Katherine B. Preston, ENV SPPrincipal Consultant
Katherine joined HMMH in early 2017, and is a part of HMMH’s remote staff near Tallahassee, FL. She has been in…
As I sit here digesting the news that the Trump Administration has decided to withdraw from the Paris Agreement, which in my opinion is a decision that will have negative consequences for the country beyond just environmental impacts, it strikes me that what the U.S. does at a federal level isn’t a deal-breaker on climate. Despite this unfortunate turn of events, I have reason to be optimistic.
How can this be? Well, first of all, the feds weren’t really doing all that much to begin with on climate change. While the Obama Administration accomplished some important initiatives designed to address climate change, such as corporate average fuel economy standards, the clean power plan, energy efficiency standards for federal buildings – I believe the real action is happening in the private sector and at the state and local level. Motivated states and cities have been doing what the federal government hasn’t been able to do like set greenhouse gas emissions reduction targets, renewable energy generation goals, and putting resiliency plans into place. Just ask California, Massachusetts, New York City, Seattle, Chicago, and so many more – too numerous to list here.

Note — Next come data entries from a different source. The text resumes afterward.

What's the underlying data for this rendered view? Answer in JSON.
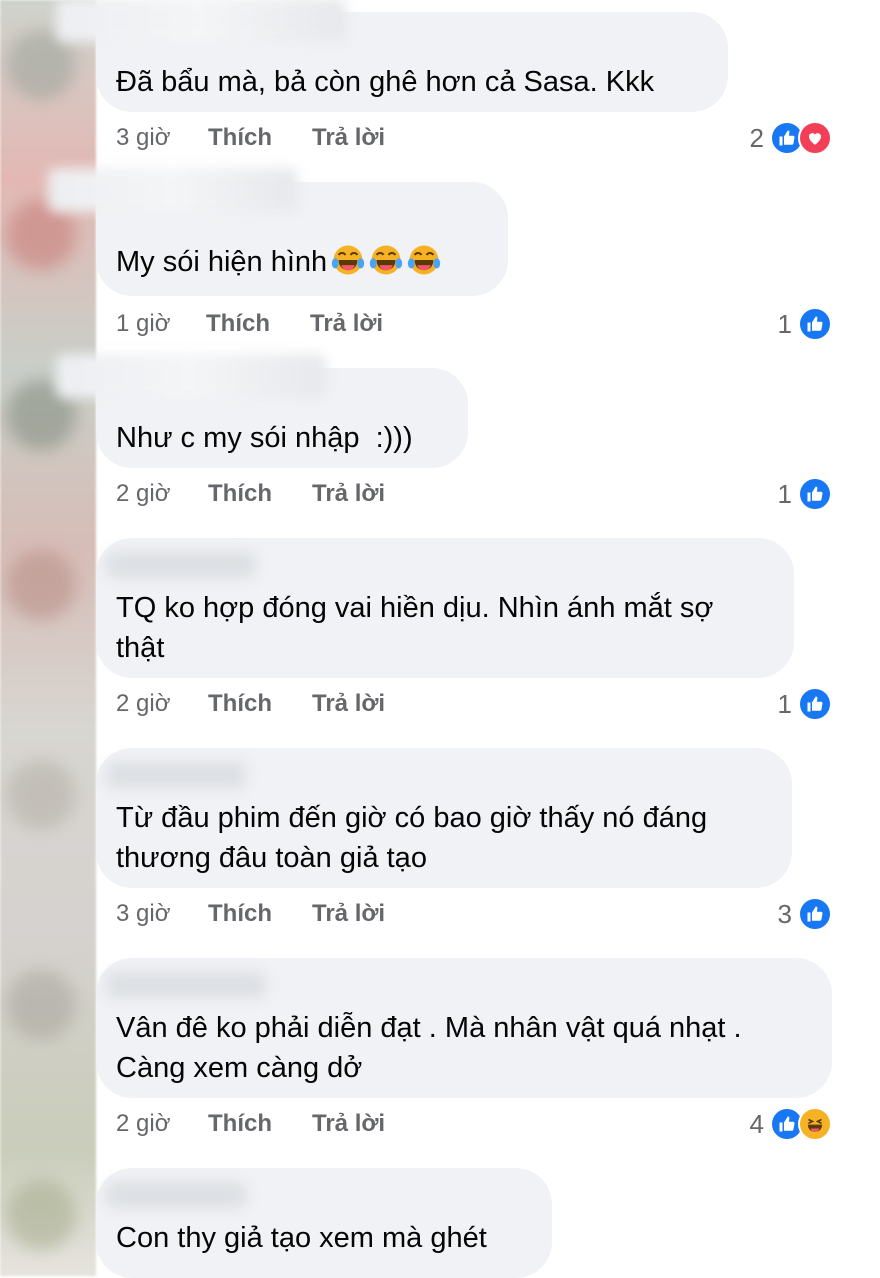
{
  "comments": [
    {
      "text": "Đã bẩu mà, bả còn ghê hơn cả Sasa. Kkk",
      "time": "3 giờ",
      "like": "Thích",
      "reply": "Trả lời",
      "count": "2",
      "reactions": [
        "like",
        "love"
      ]
    },
    {
      "text": "My sói hiện hình",
      "emojis": [
        "laughing-tears",
        "laughing-tears",
        "laughing-tears"
      ],
      "time": "1 giờ",
      "like": "Thích",
      "reply": "Trả lời",
      "count": "1",
      "reactions": [
        "like"
      ]
    },
    {
      "text": "Như c my sói nhập  :)))",
      "time": "2 giờ",
      "like": "Thích",
      "reply": "Trả lời",
      "count": "1",
      "reactions": [
        "like"
      ]
    },
    {
      "text_lines": [
        "TQ ko hợp đóng vai hiền dịu. Nhìn ánh mắt sợ",
        "thật"
      ],
      "time": "2 giờ",
      "like": "Thích",
      "reply": "Trả lời",
      "count": "1",
      "reactions": [
        "like"
      ]
    },
    {
      "text_lines": [
        "Từ đầu phim đến giờ có bao giờ thấy nó đáng",
        "thương đâu toàn giả tạo"
      ],
      "time": "3 giờ",
      "like": "Thích",
      "reply": "Trả lời",
      "count": "3",
      "reactions": [
        "like"
      ]
    },
    {
      "text_lines": [
        "Vân đê ko phải diễn đạt . Mà nhân vật quá nhạt .",
        "Càng xem càng dở"
      ],
      "time": "2 giờ",
      "like": "Thích",
      "reply": "Trả lời",
      "count": "4",
      "reactions": [
        "like",
        "haha"
      ]
    },
    {
      "text": "Con thy giả tạo xem mà ghét"
    }
  ],
  "colors": {
    "like": "#1877f2",
    "love": "#f33e58",
    "haha": "#f7b125",
    "bubble": "#f0f2f5",
    "meta": "#65676b"
  }
}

According to data from the 2010 census, over 80% of Americans live in urban areas – which means that our collective contribution to climate change and exposure to climate risks is overwhelmingly focused on American cities. This is GOOD news, because it is cities across the country that are taking some of the most aggressive actions on climate change. In fact, there are almost 600 U.S. members of the organization ICLEI – Local Governments for Sustainability taking action on climate change and becoming more resilient communities. The United States Conference of Mayors strongly denounced the President’s decision and pledged to continue to work towards the goals in the Paris Agreement. Climate deniers at the federal level can’t stop all that progress at the local and state level.

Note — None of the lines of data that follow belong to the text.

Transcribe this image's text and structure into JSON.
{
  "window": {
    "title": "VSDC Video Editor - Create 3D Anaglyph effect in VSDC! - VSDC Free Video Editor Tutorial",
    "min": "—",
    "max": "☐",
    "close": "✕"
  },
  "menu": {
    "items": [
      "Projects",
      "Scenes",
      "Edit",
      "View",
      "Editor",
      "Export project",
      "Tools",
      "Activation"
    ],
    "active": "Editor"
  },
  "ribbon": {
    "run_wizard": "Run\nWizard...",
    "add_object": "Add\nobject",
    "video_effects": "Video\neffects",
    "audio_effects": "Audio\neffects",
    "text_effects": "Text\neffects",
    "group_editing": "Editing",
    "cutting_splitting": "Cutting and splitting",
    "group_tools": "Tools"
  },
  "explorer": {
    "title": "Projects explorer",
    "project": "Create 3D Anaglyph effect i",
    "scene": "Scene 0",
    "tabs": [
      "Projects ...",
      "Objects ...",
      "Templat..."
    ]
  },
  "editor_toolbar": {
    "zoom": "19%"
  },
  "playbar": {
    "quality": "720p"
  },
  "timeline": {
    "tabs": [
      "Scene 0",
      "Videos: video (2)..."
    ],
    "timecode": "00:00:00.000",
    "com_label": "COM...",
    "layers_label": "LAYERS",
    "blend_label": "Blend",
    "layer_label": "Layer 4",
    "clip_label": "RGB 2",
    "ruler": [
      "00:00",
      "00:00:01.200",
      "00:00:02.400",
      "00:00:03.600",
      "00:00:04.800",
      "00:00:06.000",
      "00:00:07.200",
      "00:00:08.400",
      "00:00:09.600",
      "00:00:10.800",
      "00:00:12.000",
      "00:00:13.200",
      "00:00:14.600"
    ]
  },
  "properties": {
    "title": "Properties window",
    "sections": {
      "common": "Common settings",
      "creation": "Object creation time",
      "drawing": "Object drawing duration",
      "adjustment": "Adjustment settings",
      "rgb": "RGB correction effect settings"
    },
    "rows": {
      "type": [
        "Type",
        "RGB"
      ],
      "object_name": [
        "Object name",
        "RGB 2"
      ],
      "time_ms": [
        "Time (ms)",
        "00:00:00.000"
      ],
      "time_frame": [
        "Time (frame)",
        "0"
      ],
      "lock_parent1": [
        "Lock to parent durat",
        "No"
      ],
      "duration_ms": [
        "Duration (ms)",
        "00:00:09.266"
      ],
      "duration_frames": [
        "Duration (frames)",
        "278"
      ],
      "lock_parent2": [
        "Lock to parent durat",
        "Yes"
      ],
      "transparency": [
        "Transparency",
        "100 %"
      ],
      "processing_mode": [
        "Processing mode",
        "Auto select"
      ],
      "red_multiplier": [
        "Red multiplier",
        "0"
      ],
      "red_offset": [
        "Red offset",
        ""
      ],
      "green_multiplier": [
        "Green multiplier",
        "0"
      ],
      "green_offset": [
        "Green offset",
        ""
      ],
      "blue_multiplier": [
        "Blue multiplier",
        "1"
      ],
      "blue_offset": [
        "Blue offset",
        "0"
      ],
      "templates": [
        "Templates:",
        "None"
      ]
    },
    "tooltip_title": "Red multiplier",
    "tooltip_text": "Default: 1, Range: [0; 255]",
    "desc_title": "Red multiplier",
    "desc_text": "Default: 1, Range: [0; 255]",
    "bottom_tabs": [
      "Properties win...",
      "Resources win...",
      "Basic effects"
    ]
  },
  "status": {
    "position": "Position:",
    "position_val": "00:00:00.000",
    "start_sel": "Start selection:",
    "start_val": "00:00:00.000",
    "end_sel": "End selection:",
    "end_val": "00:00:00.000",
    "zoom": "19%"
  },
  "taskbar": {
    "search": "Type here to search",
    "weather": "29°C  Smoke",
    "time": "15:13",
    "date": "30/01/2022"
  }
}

Sure the corporate average fuel economy standards and the Clean Power Plan rule were important. But there are seismic shifts happening in sectors of our economy and economic forces in play regardless of what is happening (or not happening) in Washington, D.C. Renewable energy development is on the rise as costs continue to decrease, and states continue to enforce renewable portfolio standards. Solar power generation has risen at an exponential rate in the past 10 years, and as costs continue to decrease, this trend will continue. Hybrid and electric vehicles continue to become more cost competitive and EV ranges are increasing. Disruptive technologies hold enormous potential to address our collective GHG emissions too. Autonomous vehicles could potentially realize a significant decrease in fuel consumption because of efficiency gains (humans aren’t really great drivers after all).
And let’s not forget the recent trend of activist boards forcing companies to fully account for the risks posed by climate change (see Exxon, for example). This is a particularly exciting development, and I look forward to watching as investors and consumers vote more with their wallets to encourage continued progress.
Many industries are taking it upon themselves to act, whether it’s to better manage risk (regulatory, public relations, financial or otherwise), or because they view it as the “right thing to do”. My own industry is a good example. Airports across the world are voluntarily participating in carbon emissions reductions programs. Some are required by local laws, others because of community expectations, some to compete with peer airports, and others because their leadership understands that managing the airports’ contribution to climate change carries more benefits than costs. The Airport Carbon Accreditation program (just one of several frameworks in use for managing CO2 emissions) has grown to 189 participating airports and resulted in 206,000 tons of CO2 reductions last year alone. A drop in the bucket compared to global GHG emissions, but it’s a start and it’s growing.
All of this isn’t to imply that there aren’t actions that the White House and Congress could take to push our economy even further in the right direction on renewable energy and energy efficiency. Of course there are – and it’s too bad that we’re not. We could reinstate the investment tax credit which helped the solar industry grow exponentially over the past 10 plus years by helping to bring costs down. We could implement a cap and trade system – or even better a carbon tax and invest the profits in R&D to develop better renewable energy and energy efficiency technologies we could sell to the rest of the world. We could ensure parity between renewables, biofuels and fossil fuels by giving equal subsidies and tax breaks to producers of these fuels instead of favoring oil and gas. We could make sure farmers have access to crop insurance for biofuel crops to lower the barrier to entry. We could implement renewable energy portfolio requirements. These are obviously just a few examples of many different actions that we could take at the federal level that would make a difference. But as we’ve seen, progress in the private sector, at the state and local levels and internationally will not stop, regardless of the decisions made in Washington.
That is perhaps one final reason for optimism about the decision of this Administration. There is a gaping opening for other countries to take more of a leadership role. China and the EU have jointly stepped up to the plate, and India has indicated it will stay in. Hopefully our hiatus on the global stage is a short one, but in the meantime others will continue to their efforts. American cities, states, businesses, organizations and individuals will join the rest of the world in addressing climate change. Though I am disappointed in the decision to withdraw the U.S. from the Paris Agreement, there are many reasons to remain hopeful that our collective fight against the greatest challenge of our generation will continue.